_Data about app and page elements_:
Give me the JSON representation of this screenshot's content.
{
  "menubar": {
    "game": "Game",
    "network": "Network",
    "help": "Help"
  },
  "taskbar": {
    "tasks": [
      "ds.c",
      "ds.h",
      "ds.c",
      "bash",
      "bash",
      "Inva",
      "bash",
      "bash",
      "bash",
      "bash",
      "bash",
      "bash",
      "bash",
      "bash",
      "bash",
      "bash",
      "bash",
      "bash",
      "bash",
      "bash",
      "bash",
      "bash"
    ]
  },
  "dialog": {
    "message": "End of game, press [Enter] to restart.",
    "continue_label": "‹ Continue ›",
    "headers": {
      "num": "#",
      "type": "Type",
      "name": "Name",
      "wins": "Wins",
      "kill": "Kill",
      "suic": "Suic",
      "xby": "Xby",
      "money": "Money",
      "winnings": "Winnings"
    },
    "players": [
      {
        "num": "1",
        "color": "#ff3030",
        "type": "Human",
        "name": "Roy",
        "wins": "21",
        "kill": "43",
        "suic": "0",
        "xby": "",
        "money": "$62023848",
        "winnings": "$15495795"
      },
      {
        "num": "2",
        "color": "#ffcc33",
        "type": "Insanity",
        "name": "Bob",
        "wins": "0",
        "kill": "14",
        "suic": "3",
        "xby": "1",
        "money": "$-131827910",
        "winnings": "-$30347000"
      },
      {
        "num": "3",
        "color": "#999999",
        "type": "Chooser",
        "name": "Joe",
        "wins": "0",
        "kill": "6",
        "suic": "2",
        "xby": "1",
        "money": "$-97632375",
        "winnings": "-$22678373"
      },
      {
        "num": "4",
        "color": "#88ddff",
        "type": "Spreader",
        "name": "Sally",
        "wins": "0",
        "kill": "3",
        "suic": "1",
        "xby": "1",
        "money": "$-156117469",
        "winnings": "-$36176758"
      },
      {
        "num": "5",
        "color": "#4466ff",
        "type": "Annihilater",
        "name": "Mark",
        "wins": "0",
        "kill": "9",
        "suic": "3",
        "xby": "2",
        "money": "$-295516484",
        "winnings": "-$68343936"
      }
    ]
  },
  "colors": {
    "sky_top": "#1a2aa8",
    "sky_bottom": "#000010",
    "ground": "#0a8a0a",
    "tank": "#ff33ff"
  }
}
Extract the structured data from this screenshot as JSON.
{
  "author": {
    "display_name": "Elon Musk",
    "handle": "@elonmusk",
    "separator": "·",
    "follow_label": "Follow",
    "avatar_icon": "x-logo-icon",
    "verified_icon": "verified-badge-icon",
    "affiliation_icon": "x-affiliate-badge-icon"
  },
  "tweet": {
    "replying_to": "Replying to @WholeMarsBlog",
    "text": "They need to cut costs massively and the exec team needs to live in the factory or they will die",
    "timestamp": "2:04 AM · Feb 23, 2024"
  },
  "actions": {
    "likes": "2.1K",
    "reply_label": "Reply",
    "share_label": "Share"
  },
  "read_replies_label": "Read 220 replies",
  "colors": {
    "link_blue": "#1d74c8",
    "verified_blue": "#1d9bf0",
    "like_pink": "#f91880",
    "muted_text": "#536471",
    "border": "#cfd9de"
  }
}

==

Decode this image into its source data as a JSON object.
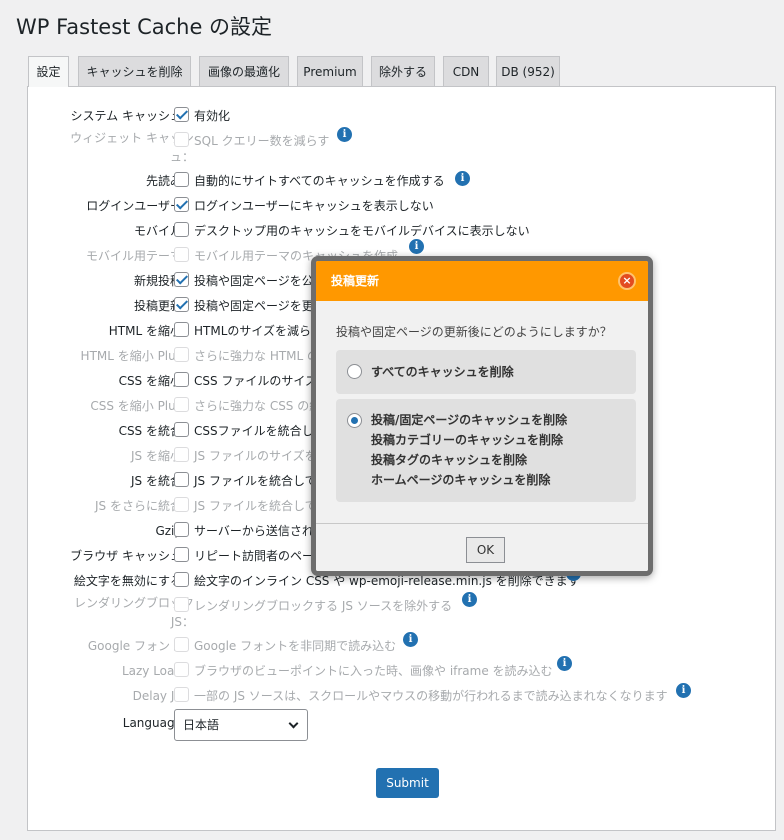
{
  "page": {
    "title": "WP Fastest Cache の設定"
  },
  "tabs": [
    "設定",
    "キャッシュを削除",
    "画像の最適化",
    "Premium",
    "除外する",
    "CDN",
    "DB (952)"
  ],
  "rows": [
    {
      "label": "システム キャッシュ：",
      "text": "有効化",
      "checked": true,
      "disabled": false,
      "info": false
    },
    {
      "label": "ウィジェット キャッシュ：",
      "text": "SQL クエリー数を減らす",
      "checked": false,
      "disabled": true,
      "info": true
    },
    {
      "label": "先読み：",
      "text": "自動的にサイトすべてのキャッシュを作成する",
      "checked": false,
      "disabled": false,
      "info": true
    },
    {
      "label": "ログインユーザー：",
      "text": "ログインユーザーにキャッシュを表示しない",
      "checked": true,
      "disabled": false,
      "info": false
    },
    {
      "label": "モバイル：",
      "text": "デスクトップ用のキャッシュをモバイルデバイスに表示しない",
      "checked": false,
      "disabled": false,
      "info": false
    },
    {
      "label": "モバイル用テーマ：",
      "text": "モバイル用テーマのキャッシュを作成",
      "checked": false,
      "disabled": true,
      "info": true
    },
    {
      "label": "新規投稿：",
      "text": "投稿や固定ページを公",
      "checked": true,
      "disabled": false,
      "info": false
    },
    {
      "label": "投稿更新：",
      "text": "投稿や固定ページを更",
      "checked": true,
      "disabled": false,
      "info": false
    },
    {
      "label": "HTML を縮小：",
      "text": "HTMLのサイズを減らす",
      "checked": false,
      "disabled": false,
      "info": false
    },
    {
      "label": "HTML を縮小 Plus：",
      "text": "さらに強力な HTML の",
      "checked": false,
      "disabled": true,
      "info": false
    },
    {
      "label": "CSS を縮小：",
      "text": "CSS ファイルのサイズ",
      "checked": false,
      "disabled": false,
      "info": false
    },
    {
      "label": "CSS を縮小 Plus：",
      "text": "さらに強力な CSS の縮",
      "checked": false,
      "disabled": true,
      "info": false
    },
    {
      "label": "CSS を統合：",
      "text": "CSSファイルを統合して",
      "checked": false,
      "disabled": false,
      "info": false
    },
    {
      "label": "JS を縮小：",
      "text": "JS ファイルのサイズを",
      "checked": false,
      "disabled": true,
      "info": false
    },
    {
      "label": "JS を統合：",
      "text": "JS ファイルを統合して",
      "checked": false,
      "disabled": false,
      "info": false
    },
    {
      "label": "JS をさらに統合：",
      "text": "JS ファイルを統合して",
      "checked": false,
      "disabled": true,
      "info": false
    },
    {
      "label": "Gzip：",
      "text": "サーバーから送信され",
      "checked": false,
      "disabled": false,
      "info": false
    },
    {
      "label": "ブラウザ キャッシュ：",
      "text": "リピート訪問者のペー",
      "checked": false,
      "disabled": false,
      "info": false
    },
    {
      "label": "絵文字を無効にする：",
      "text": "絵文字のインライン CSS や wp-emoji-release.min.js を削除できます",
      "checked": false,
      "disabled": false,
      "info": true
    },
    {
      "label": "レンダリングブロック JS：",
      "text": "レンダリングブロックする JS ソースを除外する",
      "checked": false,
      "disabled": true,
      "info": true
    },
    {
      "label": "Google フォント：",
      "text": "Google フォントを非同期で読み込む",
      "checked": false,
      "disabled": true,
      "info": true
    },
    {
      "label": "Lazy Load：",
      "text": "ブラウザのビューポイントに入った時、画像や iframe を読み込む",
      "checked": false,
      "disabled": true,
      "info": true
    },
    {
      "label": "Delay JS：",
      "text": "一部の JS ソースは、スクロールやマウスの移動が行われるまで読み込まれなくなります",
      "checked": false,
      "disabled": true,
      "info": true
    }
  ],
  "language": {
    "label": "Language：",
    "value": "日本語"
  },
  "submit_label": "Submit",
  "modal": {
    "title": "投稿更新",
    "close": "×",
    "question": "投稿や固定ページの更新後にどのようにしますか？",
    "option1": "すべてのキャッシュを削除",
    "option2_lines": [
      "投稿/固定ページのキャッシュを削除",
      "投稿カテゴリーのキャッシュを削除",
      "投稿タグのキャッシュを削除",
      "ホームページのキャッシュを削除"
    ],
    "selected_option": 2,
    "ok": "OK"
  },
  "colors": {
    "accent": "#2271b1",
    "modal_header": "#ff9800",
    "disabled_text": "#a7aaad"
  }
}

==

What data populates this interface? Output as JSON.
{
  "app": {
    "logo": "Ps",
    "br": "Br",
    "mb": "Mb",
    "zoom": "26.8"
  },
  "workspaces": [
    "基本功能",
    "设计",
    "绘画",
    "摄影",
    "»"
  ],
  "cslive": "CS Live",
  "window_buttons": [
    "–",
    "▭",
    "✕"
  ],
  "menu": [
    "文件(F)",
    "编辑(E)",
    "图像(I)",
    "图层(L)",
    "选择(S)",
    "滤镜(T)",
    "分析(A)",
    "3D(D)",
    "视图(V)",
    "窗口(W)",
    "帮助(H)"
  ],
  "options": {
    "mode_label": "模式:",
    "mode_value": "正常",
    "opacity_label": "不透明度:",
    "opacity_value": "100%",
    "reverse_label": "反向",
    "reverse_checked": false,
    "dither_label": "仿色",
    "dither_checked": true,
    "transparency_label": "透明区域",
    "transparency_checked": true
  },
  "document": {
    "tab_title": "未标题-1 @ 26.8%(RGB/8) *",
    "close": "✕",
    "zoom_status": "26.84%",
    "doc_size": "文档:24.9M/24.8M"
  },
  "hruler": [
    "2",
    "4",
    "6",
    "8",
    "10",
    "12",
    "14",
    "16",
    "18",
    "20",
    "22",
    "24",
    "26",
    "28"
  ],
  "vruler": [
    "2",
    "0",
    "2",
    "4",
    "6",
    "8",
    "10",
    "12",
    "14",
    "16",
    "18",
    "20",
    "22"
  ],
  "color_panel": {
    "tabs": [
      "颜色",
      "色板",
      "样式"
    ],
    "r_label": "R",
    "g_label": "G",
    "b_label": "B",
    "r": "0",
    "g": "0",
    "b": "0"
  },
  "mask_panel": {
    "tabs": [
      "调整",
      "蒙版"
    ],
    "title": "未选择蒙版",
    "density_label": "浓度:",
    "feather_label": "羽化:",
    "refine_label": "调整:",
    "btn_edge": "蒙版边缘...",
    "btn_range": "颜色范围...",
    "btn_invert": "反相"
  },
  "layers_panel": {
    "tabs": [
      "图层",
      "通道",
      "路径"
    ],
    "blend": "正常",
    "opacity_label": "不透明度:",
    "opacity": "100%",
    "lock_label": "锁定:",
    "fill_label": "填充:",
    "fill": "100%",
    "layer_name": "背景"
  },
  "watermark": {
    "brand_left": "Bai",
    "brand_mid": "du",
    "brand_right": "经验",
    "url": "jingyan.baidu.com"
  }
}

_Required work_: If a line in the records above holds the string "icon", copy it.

_Solution for this problem_:
    "avatar_icon": "x-logo-icon",
    "verified_icon": "verified-badge-icon",
    "affiliation_icon": "x-affiliate-badge-icon"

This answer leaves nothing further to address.